But laced within the humor were six serious messages that Hurley has shared at more than 9,000 campuses across the country. They are the qualities, he says, that separate merely good schools from “championship schools.”
- Having a clean campus
- Respect for diversity
- Giving back to the community
Hurley told students that it doesn’t matter how big their school is or where it’s at, those six characteristics don’t change. He should know. He grew up in Atwater in the 1950s and ’60s, and then moved to metropolitan areas where he won three Emmy Awards for his work with children’s television. He now lives in Orange County and writes mystery novels in addition to his campus presentations.
“It’s not the size the school, it’s the quality of the school,” Hurley told about 400 high school students in the gym.
Earlier, talking with about 240 middle school students in their multipurpose room, Hurley said one of his measures of any campus is how clean it is.
“That’s the first thing a visitor knows when he walks on here. You can eat off this concrete, this floor, this grass. It’s not a nuclear waste dump,” he said. “You always want to be proud of your campus. It’s your workplace. … When you have self-respect, you have school respect.”
Next, he told his audiences, is the importance of being friendly.

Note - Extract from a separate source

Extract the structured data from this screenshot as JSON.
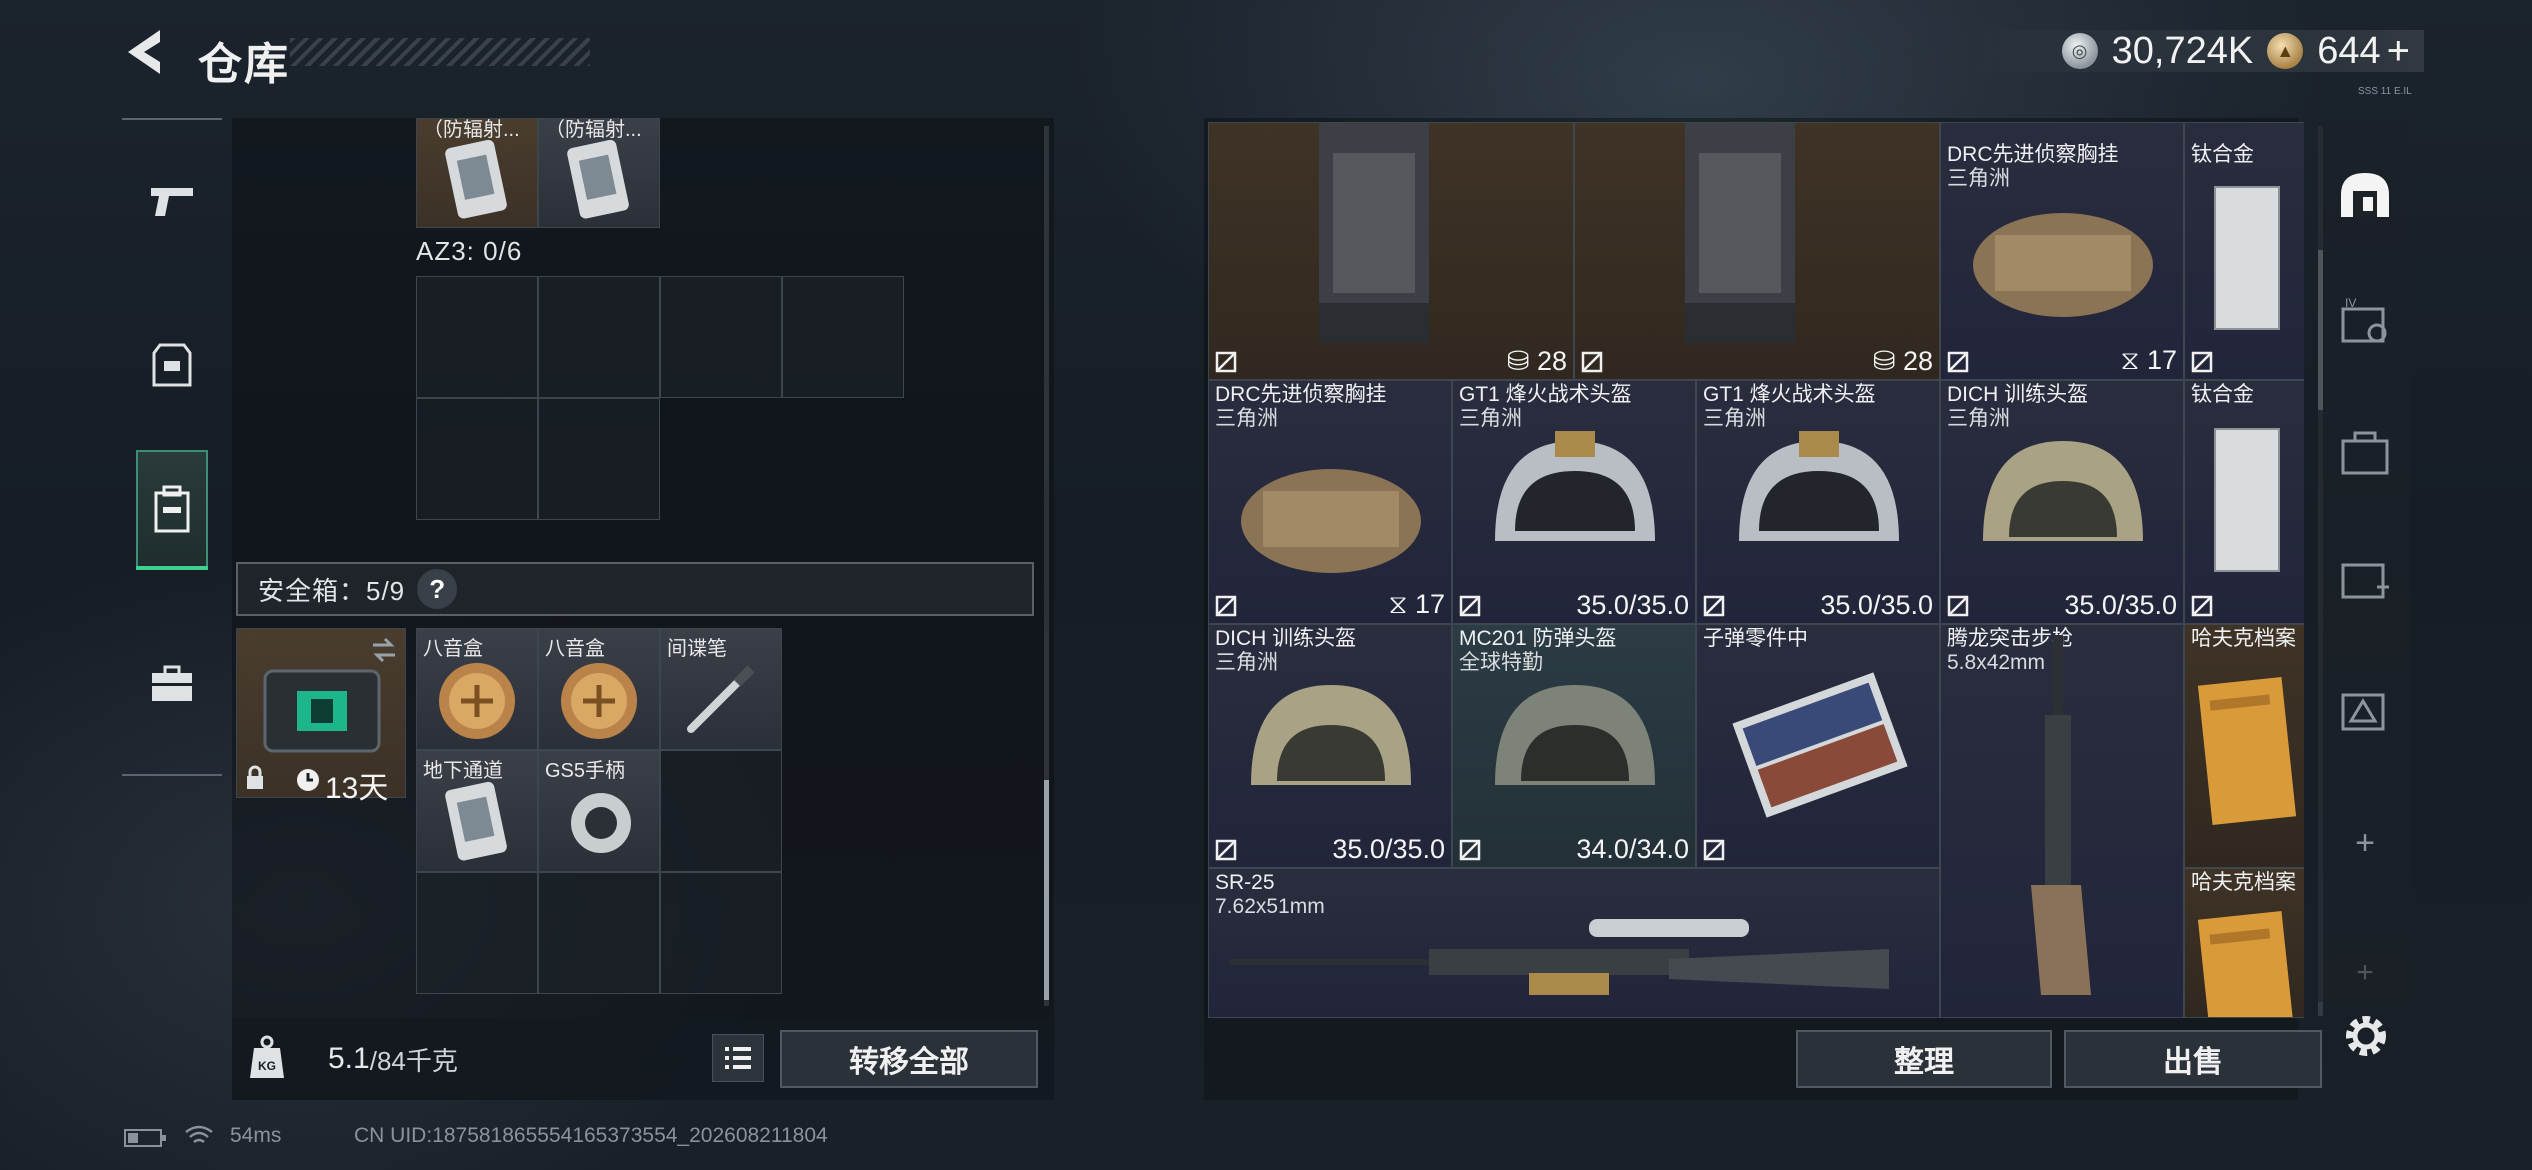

He shared personal stories about befriending a boy in high school who was confined to a wheelchair by polio and, as an adult, hugging a man dying of AIDS.
“The greatest gift you can give someone is a smile. I want you to help each other smile every day,” Hurley said. “When adults come visit your school, I want them to walk away and say, ‘This is the nicest group of kids I’ve ever seen.’ I want you to touch other people’s hearts.”
He also stressed the importance of teamwork, of working together instead of fighting or gossiping. “Help each other. Let’s pick each other up. Isn’t that what social networking should be about?”
Hurley called the classroom a student’s workplace and equated the responsibility of doing well academically to having a job. He gently chided students who make up excuses for not doing their work, saying if they were adults “they’d be fired.”
“Teachers are not your nannies. They’re here to do a professional job and prepare you for the rest of your life,” he said. “When you’re in class, that’s not your social hour. You have plenty of time to play. When you’re in your work station, you work hard. … You work first and play second. That’s the way you succeed in life.”
He told the high school students that the lifetime earnings differential between a college graduate and someone who doesn’t earn a four-year degree can be $1 million or more. He also said more girls are going to college now than boys. “Guys, we’ve got to step it up.”
Wearing a purple Denair baseball, Hurley talked about the power of words, the pain caused by bullying and the need to respect diversity in all its forms. He related the story of a teen-age girl in Southern California who died of a heart attack related to an eating disorder caused, in part, by verbal bullying.
“Why did she stop eating completely?” he asked a hushed audience. “Because girls from her school told her she was fat. They made fun of her. She wasn’t accepted. Bullying is not just with fists. … Let’s respect people who don’t look like us, who don’t talk like us.”
Finally, Hurley spoke of giving back to the community. He shared the example of students at a Florida high school who invited senior citizens to their prom – complete with limo rides and corsages. He challenged students to “quit worrying about yourselves” and come up with a community project for the whole town. “How cool would that be?” he asked.
The response from students was overwhelmingly positive.
“He talked about everything that happens in high school,” said a Denair High School senior.
The anti-bullying message hit home with Denair Middle School eighth-grader Alyce and seventh-grader Trey, while the idea of inviting grandparents to a dance resonated with sixth-graders Brielle and Anthony.
“We should do that here,” said Anthony. “It would be fun.”